People in Bay Village are not fans of the new trash collection time. “The trash schedule is a disaster,” Morrisroe said, adding that none of the neighbors were consulted about the change. She urged residents to put out their trash as late as possible the night before if it absolutely cannot be put out before 6:00am on trash day.
Morrisroe is also part of the Alliance of Downtown Civic Organizations (ADCO), and gave an update on the short term rental regulation, which is something the organization has been invested in. She said that Airbnb settled with the city in August, so starting this December, every short term rental has to be registered with the city. She said to call 311 if there is any suspicion of illegal Airbnbs in the neighborhood, and that eventually there will be a space in the 311 app to report such properties. “We need the neighbors to be as vigilant as you can,” she said. She added that Chief of Housing Sheila Dillion said that at least 1500 new apartments will go back on the market after the registration process goes into effect.
Lastly, BVNA members heard from State Rep. Aaron Michlewitz, a representative from City Councilor Annissa Essaibi-George’s office, and Alejandra St. Guillen, who is running for City Council At-Large.
Michlewitz talked about the education reform that was passed last week, which he said is the first time the formula has changed in 26 years. He said the reimbursement for charter schools will change, as well as some other formulas that have been a focus for a while. “We have a huge achievement gap in the Commonwealth,” he said. “We pride ourselves on education.”
He said that the budget that was passed this July was his first as Chairman of the Ways and Means Committee. He said they put in “monumental” money for education, as well as “historic amounts” of money for homelessness and housing. “We have great shelters in my district,” he said, adding that the individual shelter line item was fully funded in the budget as well.
“We’re putting an extensive amount of money into public housing,” Michlewitz said. He said there are infrastructure issues with public housing across the board, and money needs to be dedicated to fix the problems. He also said that whenever talking about a particular housing development project it is important that there is onsite affordability.
Additionally, there will be increased Community Preservation Act (CPA) funding due to the increase in fees at the Registry of Deeds. The money from that will go directly into CPA funding, he said. He has a coffee hour scheduled for Saturday, November 2 at the Berkeley Perk cafe in the South End. He also encouraged people to email him with any concerns that he may be able to create legislation from. “I’m there to be your voice and to work on behalf of you,” he said.
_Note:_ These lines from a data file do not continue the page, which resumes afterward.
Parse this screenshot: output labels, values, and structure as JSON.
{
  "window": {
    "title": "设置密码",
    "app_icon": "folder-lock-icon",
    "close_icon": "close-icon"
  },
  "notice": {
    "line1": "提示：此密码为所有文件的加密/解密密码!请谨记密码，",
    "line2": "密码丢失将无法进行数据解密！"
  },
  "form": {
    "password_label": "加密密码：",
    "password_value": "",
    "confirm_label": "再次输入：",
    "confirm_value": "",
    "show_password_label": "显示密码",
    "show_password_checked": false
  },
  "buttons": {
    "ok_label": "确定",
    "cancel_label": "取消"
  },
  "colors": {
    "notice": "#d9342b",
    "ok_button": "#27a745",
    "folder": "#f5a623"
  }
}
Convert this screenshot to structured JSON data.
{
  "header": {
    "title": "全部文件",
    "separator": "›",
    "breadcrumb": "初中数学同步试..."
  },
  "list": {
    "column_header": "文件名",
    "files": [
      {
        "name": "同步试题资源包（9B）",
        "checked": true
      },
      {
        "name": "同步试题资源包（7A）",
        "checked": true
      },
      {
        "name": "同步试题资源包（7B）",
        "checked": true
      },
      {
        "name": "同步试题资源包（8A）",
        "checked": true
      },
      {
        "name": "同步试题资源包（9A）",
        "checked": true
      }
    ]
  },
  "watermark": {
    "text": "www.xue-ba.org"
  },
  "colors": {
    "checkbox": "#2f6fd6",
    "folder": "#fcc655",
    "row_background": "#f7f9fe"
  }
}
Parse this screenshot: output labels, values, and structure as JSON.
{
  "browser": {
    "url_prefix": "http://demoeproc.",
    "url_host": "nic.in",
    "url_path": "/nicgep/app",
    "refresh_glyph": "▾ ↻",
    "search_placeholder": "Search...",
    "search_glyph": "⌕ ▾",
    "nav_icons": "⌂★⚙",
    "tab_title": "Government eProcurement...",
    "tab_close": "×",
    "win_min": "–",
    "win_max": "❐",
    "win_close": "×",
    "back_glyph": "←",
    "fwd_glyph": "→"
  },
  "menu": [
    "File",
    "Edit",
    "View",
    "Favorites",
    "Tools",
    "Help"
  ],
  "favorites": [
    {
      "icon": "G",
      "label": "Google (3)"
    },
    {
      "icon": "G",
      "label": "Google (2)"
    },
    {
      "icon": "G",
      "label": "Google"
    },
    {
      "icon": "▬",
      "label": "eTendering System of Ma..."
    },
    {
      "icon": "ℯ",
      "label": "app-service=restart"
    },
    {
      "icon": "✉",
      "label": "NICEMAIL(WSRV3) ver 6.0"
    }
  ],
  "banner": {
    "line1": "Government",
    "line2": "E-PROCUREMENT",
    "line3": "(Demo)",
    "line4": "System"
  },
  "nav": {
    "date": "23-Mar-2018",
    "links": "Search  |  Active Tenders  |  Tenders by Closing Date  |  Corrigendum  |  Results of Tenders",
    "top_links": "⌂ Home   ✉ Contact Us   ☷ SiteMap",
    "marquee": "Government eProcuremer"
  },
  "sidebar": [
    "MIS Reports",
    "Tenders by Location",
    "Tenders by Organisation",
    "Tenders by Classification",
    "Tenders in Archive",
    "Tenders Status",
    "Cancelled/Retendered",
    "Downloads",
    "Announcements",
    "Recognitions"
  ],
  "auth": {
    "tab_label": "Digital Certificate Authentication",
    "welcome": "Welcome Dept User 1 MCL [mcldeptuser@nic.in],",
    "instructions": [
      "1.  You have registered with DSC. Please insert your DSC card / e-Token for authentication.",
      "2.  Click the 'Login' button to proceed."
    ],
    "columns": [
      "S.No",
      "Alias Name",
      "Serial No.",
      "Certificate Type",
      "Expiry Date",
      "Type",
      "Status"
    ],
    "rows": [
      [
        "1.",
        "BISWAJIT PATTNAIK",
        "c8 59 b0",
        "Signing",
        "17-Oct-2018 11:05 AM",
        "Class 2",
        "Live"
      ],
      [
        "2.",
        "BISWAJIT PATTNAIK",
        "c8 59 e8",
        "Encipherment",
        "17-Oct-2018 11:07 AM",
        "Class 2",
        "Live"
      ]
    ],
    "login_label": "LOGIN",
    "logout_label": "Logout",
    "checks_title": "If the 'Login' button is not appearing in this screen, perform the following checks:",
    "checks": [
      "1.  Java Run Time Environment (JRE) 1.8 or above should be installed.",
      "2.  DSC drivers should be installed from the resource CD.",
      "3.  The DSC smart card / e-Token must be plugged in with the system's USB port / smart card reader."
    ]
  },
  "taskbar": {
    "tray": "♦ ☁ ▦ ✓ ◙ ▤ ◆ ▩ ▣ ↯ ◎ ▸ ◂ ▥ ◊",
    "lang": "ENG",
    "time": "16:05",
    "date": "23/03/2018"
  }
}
A representative from Annissa Essaibi-George’s office talked about some things that the councilor has been working on, including working to make sure schools are fully funded by the budget. Every BPS school now has a full-time nurse, and Essaibi-George is continuing to work on increasing mental health professionals throughout the schools as well. She is also working on increasing access to affordable units throughout the city as well as artist live/work spaces, “addressing the most vulnerable populations in this housing crisis,” the representative said.
Alejandra St. Guillen said that she grew up in Mission Hill, and was a Boston Public Schools graduate. She was a public school teacher and served as the Director of Immigrant Advancement for the City of Boston. She said in her time in that position, she realized “just how critical municipal government was.” She said that if elected, she is “excited about joining a council that already has a lot of strong women.” She also asked everyone to get out and vote on November 5.
“I’m excited,” she said. “I think there’s a real opportunity in the city to shape the type of city we want to be for generations to come.”